Dataset excerpts
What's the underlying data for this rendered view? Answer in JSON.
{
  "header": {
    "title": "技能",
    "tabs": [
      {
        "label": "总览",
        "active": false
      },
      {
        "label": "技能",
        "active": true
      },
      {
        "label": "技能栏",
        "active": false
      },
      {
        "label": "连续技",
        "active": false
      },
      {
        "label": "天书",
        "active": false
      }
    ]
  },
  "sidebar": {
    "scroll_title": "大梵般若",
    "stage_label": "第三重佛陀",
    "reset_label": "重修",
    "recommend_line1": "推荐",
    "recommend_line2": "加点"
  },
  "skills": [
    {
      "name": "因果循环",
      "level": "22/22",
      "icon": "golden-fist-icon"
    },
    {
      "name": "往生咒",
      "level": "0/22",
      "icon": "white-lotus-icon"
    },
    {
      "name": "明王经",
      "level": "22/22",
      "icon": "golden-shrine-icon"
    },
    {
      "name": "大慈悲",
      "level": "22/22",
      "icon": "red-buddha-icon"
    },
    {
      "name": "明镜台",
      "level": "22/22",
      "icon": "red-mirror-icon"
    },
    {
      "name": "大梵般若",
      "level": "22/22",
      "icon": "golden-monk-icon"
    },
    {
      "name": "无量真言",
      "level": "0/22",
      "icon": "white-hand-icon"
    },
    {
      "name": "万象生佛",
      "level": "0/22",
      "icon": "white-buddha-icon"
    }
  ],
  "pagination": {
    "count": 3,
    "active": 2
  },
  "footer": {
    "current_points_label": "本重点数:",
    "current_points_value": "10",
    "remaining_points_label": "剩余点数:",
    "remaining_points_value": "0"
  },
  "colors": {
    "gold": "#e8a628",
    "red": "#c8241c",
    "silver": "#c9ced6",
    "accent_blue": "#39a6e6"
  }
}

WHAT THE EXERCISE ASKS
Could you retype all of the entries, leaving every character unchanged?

FINISHED EXERCISE
What's the underlying data for this rendered view? Answer in JSON.
{
  "header": {
    "title": "技能",
    "tabs": [
      {
        "label": "总览",
        "active": false
      },
      {
        "label": "技能",
        "active": true
      },
      {
        "label": "技能栏",
        "active": false
      },
      {
        "label": "连续技",
        "active": false
      },
      {
        "label": "天书",
        "active": false
      }
    ]
  },
  "sidebar": {
    "scroll_title": "大梵般若",
    "stage_label": "第三重佛陀",
    "reset_label": "重修",
    "recommend_line1": "推荐",
    "recommend_line2": "加点"
  },
  "skills": [
    {
      "name": "因果循环",
      "level": "22/22",
      "icon": "golden-fist-icon"
    },
    {
      "name": "往生咒",
      "level": "0/22",
      "icon": "white-lotus-icon"
    },
    {
      "name": "明王经",
      "level": "22/22",
      "icon": "golden-shrine-icon"
    },
    {
      "name": "大慈悲",
      "level": "22/22",
      "icon": "red-buddha-icon"
    },
    {
      "name": "明镜台",
      "level": "22/22",
      "icon": "red-mirror-icon"
    },
    {
      "name": "大梵般若",
      "level": "22/22",
      "icon": "golden-monk-icon"
    },
    {
      "name": "无量真言",
      "level": "0/22",
      "icon": "white-hand-icon"
    },
    {
      "name": "万象生佛",
      "level": "0/22",
      "icon": "white-buddha-icon"
    }
  ],
  "pagination": {
    "count": 3,
    "active": 2
  },
  "footer": {
    "current_points_label": "本重点数:",
    "current_points_value": "10",
    "remaining_points_label": "剩余点数:",
    "remaining_points_value": "0"
  },
  "colors": {
    "gold": "#e8a628",
    "red": "#c8241c",
    "silver": "#c9ced6",
    "accent_blue": "#39a6e6"
  }
}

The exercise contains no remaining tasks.